A common pattern I stumbled upon while implementing small logic checkers is using a list monad to do computations with backtracking then returning true or false depending on whether the list is empty (nonempty list means there is at least one solution). However, this practice doesn't make intention clear in the function type. Today, I converted this small minimal logic checker I wrote a while ago to the following:

if you want to make intent more clear in the types, wouldn't it be best to return the actual solution itself instead of a Bool? as proof that you found it

A common pattern I stumbled upon while implementing small logic checkers is using a list monad to do computations with backtracking then returning true or false depending on whether the list is empty (nonempty list means there is at least one solution). However, this practice doesn't make intention clear in the function type. Today, I converted this small minimal logic checker I wrote a while ago to the following:

Any feedback on this style? Mainly the consecutive

`guard $ ...`

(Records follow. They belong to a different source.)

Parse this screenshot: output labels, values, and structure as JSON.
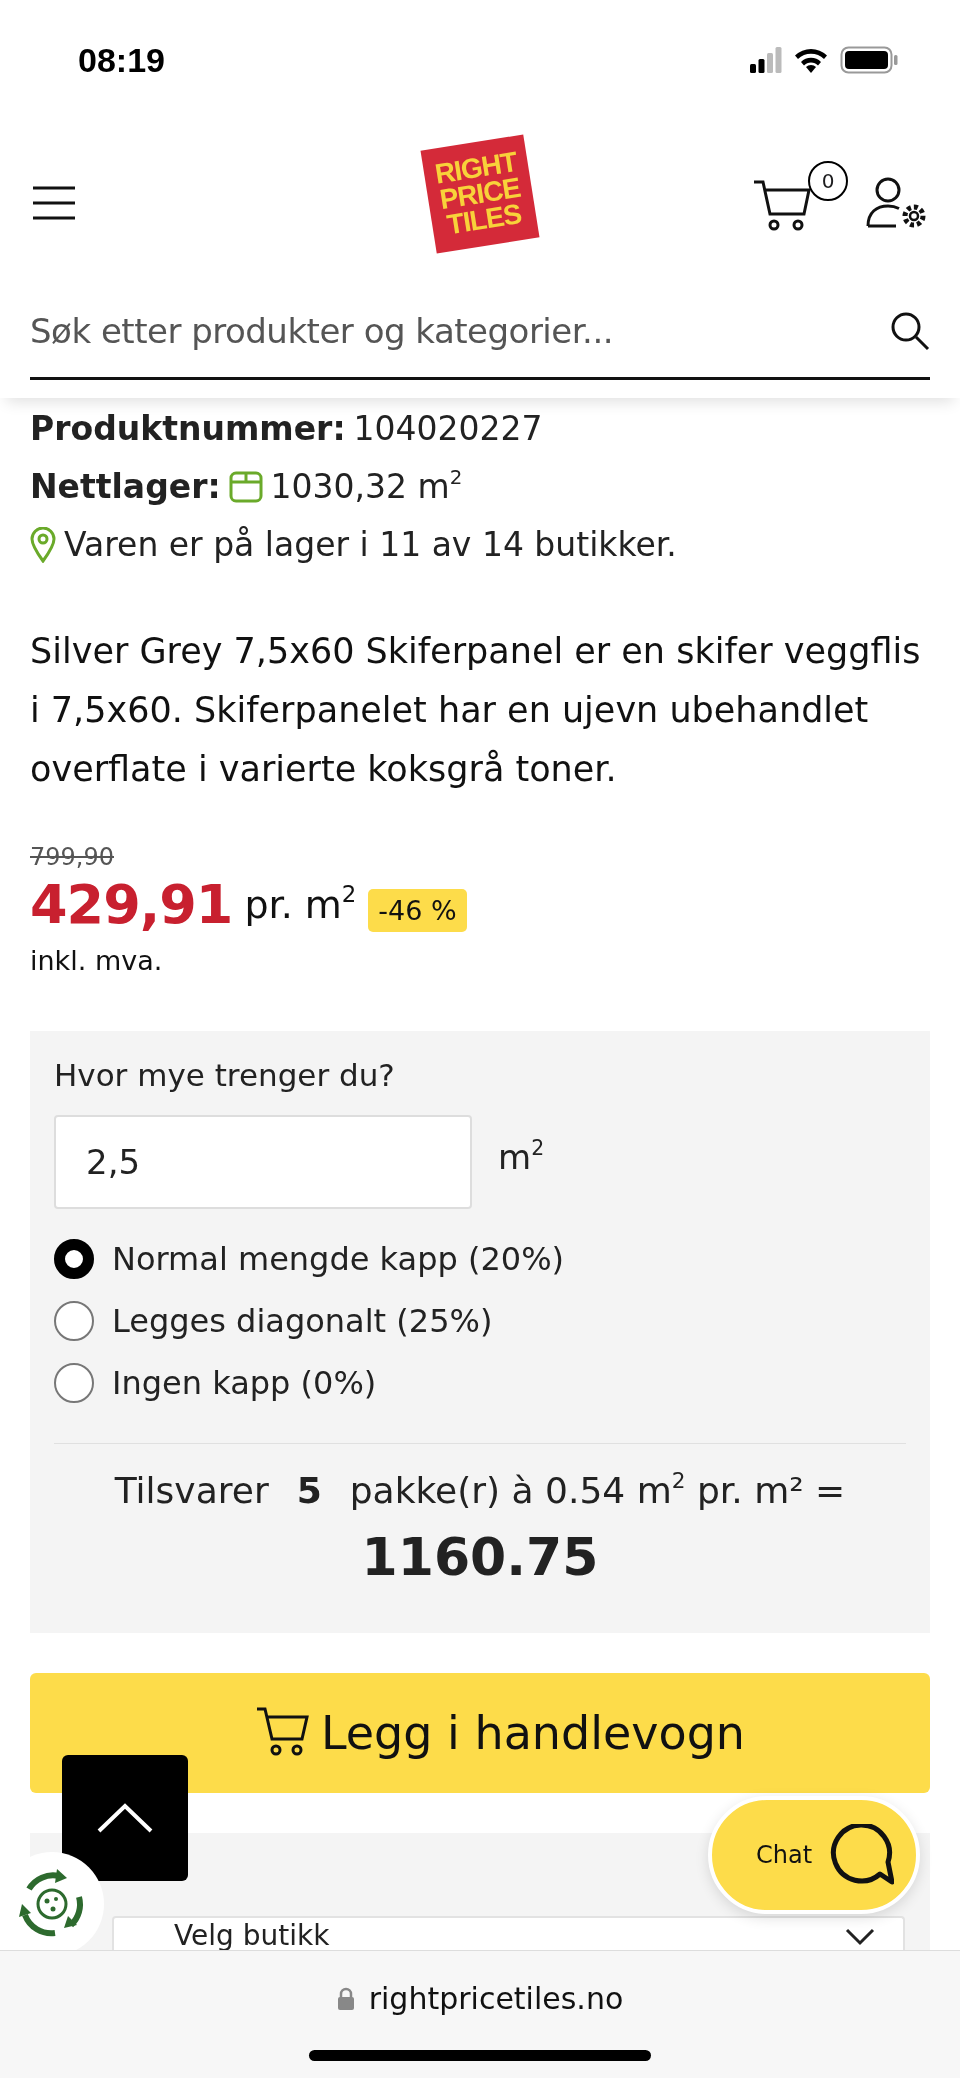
{
  "status_bar": {
    "time": "08:19"
  },
  "header": {
    "logo_lines": [
      "RIGHT",
      "PRICE",
      "TILES"
    ],
    "cart_count": "0"
  },
  "search": {
    "placeholder": "Søk etter produkter og kategorier..."
  },
  "product": {
    "number_label": "Produktnummer:",
    "number": "104020227",
    "stock_label": "Nettlager:",
    "stock": "1030,32 m$^{2}$",
    "availability": "Varen er på lager i 11 av 14 butikker.",
    "description": "Silver Grey 7,5x60 Skiferpanel er en skifer veggflis i 7,5x60. Skiferpanelet har en ujevn ubehandlet overflate i varierte koksgrå toner."
  },
  "price": {
    "old": "799,90",
    "current": "429,91",
    "unit": "pr. m$^{2}$",
    "discount": "-46 %",
    "vat_note": "inkl. mva."
  },
  "calculator": {
    "question": "Hvor mye trenger du?",
    "quantity": "2,5",
    "unit": "m$^{2}$",
    "options": [
      {
        "label": "Normal mengde kapp (20%)",
        "selected": true
      },
      {
        "label": "Legges diagonalt (25%)",
        "selected": false
      },
      {
        "label": "Ingen kapp (0%)",
        "selected": false
      }
    ],
    "result_prefix": "Tilsvarer",
    "packages": "5",
    "result_suffix": "pakke(r) à 0.54 m$^{2}$ pr. m² =",
    "total": "1160.75"
  },
  "add_to_cart": {
    "label": "Legg i handlevogn"
  },
  "store_select": {
    "label": "Velg butikk"
  },
  "chat": {
    "label": "Chat"
  },
  "browser": {
    "url": "rightpricetiles.no"
  }
}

.if you want to make intent more clear in the types, wouldn't it be best to return the actual solution itself instead of a

`Bool`

? as proof that you found it